Vision3 colour films do require a special process. This community driven list is a valuable source for ECN-2 film qualified labs near you. Also contact your local lab before sending Vision3 film to them to avoid damaging any equipment and other films.

Home Development

If you have experience with developing colour film at home, handling Vision3 should be an easy task for you. The easiest step to take is to purchase an ECN-2 kit made by Bellini Foto. Alternatively, you can process with C41, adding a step to remove the remjet layer either before or after the other steps. This is a relatively easy step, for which there are many guides available online. Remjet remover can be made at home with just baking soda and water. Note that you should rate the film speed +2/3 ASA if you intend to develop ECN-2 film in C41 chemistry.
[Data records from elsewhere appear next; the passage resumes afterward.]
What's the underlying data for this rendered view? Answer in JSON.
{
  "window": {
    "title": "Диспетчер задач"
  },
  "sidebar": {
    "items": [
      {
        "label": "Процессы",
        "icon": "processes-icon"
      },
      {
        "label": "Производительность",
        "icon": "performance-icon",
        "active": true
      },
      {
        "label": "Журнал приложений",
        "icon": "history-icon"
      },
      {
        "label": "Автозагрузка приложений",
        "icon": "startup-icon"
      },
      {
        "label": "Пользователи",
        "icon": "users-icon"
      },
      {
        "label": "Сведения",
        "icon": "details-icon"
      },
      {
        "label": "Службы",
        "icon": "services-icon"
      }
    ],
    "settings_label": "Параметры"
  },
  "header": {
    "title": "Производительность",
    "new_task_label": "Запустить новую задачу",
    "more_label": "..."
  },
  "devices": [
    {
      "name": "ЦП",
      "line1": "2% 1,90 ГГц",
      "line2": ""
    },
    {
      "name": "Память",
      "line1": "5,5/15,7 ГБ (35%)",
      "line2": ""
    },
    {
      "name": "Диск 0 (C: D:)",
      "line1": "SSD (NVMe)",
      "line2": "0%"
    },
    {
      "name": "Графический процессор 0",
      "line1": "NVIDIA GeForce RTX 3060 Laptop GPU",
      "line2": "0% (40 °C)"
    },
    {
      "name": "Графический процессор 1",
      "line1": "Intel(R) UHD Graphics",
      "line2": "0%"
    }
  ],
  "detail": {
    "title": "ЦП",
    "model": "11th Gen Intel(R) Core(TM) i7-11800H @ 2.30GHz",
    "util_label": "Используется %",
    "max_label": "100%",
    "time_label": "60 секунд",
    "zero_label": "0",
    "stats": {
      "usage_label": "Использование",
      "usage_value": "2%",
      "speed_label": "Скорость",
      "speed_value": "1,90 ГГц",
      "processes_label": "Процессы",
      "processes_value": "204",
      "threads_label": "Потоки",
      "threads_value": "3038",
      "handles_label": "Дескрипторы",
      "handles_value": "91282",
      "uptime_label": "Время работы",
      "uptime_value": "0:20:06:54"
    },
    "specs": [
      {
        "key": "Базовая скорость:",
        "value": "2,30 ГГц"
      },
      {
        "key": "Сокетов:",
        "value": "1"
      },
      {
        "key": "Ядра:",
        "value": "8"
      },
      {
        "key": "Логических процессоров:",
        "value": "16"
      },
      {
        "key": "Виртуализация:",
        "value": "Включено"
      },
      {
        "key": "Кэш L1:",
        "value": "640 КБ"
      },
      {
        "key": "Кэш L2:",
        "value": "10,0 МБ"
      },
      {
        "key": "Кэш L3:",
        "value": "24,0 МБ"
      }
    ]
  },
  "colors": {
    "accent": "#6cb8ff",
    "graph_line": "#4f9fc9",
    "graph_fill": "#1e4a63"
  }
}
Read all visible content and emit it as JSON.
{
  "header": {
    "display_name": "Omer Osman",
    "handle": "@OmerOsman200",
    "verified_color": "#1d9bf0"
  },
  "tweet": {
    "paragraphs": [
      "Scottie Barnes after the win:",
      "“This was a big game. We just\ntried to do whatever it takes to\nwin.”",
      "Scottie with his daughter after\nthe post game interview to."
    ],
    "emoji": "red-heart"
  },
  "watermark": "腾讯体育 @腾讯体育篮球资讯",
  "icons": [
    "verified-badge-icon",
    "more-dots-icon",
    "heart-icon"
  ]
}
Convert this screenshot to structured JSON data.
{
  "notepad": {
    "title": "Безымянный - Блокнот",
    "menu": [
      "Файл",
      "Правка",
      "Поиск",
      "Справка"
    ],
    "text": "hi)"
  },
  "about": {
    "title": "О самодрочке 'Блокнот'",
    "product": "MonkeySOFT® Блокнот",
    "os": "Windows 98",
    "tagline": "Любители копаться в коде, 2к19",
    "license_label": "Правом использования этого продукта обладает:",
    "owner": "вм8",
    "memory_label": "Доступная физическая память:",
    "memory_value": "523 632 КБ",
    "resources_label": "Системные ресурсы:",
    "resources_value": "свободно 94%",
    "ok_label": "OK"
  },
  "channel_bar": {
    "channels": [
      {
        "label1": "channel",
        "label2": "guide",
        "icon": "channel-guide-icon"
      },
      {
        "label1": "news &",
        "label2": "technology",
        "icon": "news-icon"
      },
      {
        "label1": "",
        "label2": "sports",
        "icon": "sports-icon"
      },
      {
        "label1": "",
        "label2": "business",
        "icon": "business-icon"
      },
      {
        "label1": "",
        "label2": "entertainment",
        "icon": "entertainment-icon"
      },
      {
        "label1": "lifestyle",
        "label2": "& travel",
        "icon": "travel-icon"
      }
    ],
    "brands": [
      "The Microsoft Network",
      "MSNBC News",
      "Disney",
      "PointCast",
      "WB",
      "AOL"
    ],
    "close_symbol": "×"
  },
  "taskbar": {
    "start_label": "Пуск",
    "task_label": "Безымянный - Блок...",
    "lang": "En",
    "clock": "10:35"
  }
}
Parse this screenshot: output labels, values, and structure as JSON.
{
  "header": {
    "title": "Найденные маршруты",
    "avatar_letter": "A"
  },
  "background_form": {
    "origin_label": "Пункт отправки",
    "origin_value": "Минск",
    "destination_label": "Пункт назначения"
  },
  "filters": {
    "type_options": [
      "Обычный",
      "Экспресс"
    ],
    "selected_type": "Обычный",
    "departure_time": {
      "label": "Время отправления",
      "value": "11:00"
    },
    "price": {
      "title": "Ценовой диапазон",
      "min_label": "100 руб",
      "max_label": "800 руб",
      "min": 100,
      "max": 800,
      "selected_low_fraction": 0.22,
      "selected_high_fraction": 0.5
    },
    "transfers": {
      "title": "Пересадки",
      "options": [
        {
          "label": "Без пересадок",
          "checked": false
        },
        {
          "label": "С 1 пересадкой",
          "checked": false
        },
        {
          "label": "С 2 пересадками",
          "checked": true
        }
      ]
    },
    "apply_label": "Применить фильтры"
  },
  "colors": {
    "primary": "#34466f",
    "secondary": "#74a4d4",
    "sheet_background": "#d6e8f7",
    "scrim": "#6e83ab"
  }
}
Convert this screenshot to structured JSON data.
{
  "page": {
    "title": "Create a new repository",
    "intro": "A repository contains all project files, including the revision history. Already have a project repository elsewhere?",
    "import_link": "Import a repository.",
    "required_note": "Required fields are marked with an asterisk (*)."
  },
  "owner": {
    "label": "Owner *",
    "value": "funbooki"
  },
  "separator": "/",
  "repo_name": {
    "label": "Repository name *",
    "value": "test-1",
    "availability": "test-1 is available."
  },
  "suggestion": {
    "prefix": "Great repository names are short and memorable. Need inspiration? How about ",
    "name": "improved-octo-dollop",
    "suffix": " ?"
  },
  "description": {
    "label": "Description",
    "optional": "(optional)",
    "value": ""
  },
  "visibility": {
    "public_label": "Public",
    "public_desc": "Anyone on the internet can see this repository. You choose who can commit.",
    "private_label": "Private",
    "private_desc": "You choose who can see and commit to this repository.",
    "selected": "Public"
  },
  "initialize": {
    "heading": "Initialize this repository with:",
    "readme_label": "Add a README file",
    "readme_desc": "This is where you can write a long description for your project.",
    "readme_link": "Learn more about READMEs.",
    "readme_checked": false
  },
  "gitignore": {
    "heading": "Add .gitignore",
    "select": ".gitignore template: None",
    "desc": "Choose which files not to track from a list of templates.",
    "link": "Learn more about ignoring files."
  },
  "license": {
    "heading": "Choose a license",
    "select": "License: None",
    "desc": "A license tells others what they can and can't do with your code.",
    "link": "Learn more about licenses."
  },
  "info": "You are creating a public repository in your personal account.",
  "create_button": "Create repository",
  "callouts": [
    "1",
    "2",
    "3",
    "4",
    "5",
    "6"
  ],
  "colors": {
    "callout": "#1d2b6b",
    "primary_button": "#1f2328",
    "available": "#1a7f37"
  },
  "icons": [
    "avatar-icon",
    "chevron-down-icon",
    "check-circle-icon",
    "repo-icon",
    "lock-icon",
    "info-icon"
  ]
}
⚠ Notice About the Film ⚠

Please consider the film sold in this store as experimental. Though Analog Amsterdam works carefully to have a light-proof, scratch-free environment and process, the rolls remain the result of a handwork process and are therefore subject to variations, faults, and imperfections. 

Always store your rolls in a dark and dry place and load in subdued light.

About Motion Picture Film

Shooting motion picture film stocks is an affordable alternative to other professional films, especially other colour negative films. However, since these film stocks are originally not intended to be used by the photographer, handling and processing these films might need a little extra attention.

Because motion picture stocks are usually shot at 24 frames a second (and at times even more), the film needs to be more resilient than the average still photography film stock. For example, using regular film at a high speed could lead to static discharges exposing the film. Though not the case for Double-X black-and-white film, the colour negative Vision3 films made by Kodak feature an additional removable jet-black layer, also called the remjet layer. This layer protects against scratches, static discharges, but also halation. Because Cinestill removes this layer, their films are prone to static discharges and the (in)famous halations.

This remjet layer also means processing Vision3 as any other colour negative film, using the C41 process, is impossible. Instead, the films are designed for the ECN-2 process; a process similar though not identical to C41, with an additional step to remove the remjet layer.  Though cross-processing ECN-2 film in C41 is possible and will lead to good results, the remjet layer must be removed in a separate step, and if this is not done perfectly beforehand this layer could partially disintegrate and contaminate processing machines at labs.

Film director Cristopher Nolan next to a motion picture camera loaded with Vision3 film stock

Processing Motion Picture Film

So, how do you process this beautiful film? There are a few options:

Lab Development

As mentioned before, not all labs can handle motion picture film. Double-X and other BW films require no special process and can be developed at any lab that processes BW film.

Vision3 colour films do require a special process. This community driven list is a valuable source for ECN-2 film qualified labs near you. Also contact your local lab before sending Vision3 film to them to avoid damaging any equipment and other films.

Home Development

If you have experience with developing colour film at home, handling Vision3 should be an easy task for you. The easiest step to take is to purchase an ECN-2 kit made by Bellini Foto. Alternatively, you can process with C41, adding a step to remove the remjet layer either before or after the other steps. This is a relatively easy step, for which there are many guides available online. Remjet remover can be made at home with just baking soda and water. Note that you should rate the film speed +2/3 ASA if you intend to develop ECN-2 film in C41 chemistry.

ECN-2 kit for home processing by Bellini Foto

⚠ Notice About the Film ⚠

Please consider the film sold in this store as experimental. Though Analog Amsterdam works carefully to have a light-proof, scratch-free environment and process, the rolls remain the result of a handwork process and are therefore subject to variations, faults, and imperfections. 

Always store your rolls in a dark and dry place and load in subdued light.